Posted by ESPN.com's Paul Kuharsky
NASHVILLE, Tenn. -- Michael Roos asked nicely.
When I talked to him about how the Titans have allowed just two sacks this season and none in the last five games and asked if he thought they could have a historic season with regard to pass protection, he said he did not want to know anything about sack-related records.
"If you start looking at that number and you don't want to get to that number, then you start pressing," he said. "As soon as you press, your technique goes out the window and then you start trying too hard not to get them. When you try not to get them, that's when they happen. No, I don't want to know what the number is."
Jeremy Lundblad of ESPN Research tells me the 1988 Miami Dolphins hold the record for the fewest sacks allowed in a season, with seven, and that the 1988 and '89 Dolphins went 19 games without allowing one. The Titans are on pace to give up between four and five sacks.
"It is a point of pride, but at the same time you don't want to think about it," said Roos, the Titans left tackle who should emerge in the Pro Bowl picture this season. "Because then you start thinking about it too much, focusing on it and then you psych yourself out and that's when they start coming.
"More than anything we try to minimize hits. Sometimes a hit can be a lot worse than a sack, that's how injuries can happen. You try to at least start there."
Kerry Collins is helping his line in a big way with his willingness to hit check downs or throw balls away.
Jeff Fisher said he thinks 16 to 18 is a good number for a season -- roughly one a game. But obviously the Titans are expecting better than that now.

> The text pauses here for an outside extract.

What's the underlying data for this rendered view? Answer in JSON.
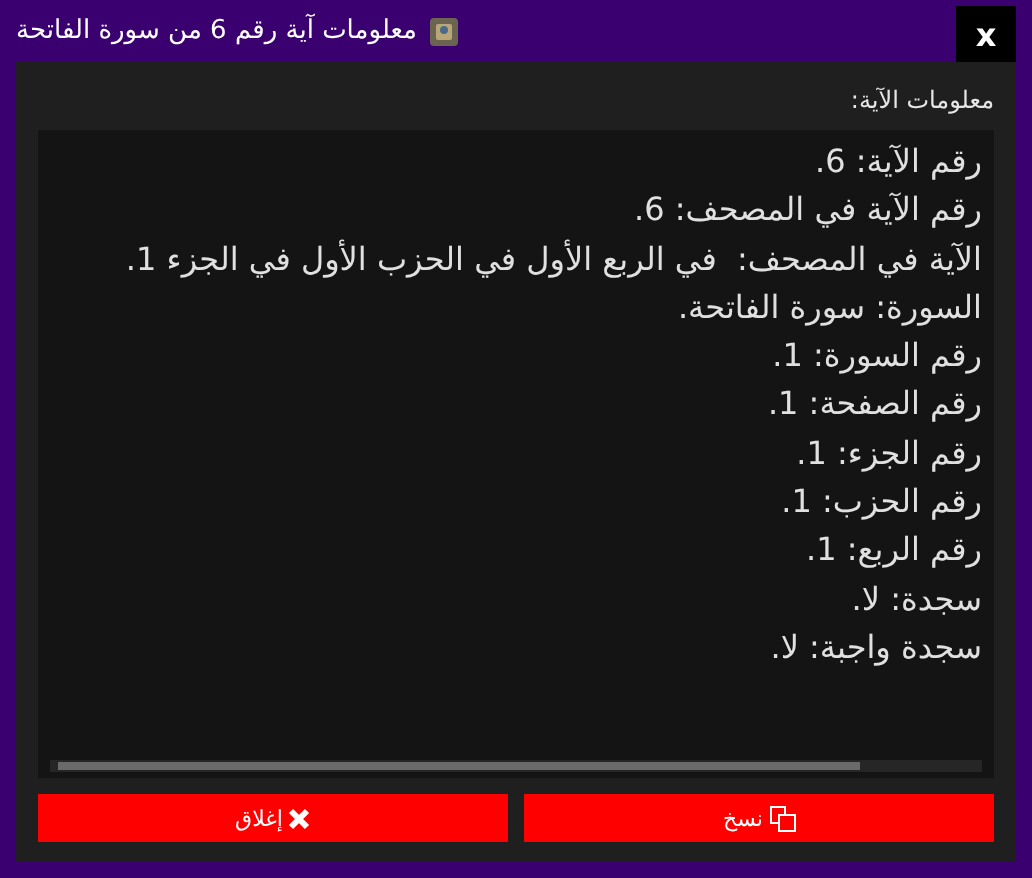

"People are pretty good at getting to the quarterback, so one per game I think would be a pretty good goal," he said. "The numbers are down, so that's good. It's hard to say what will happen. We'll play some teams that can rush the passer and there is always that snap, that one where somebody blows a protection and the quarterback goes down. We're just very pleased with the numbers right now."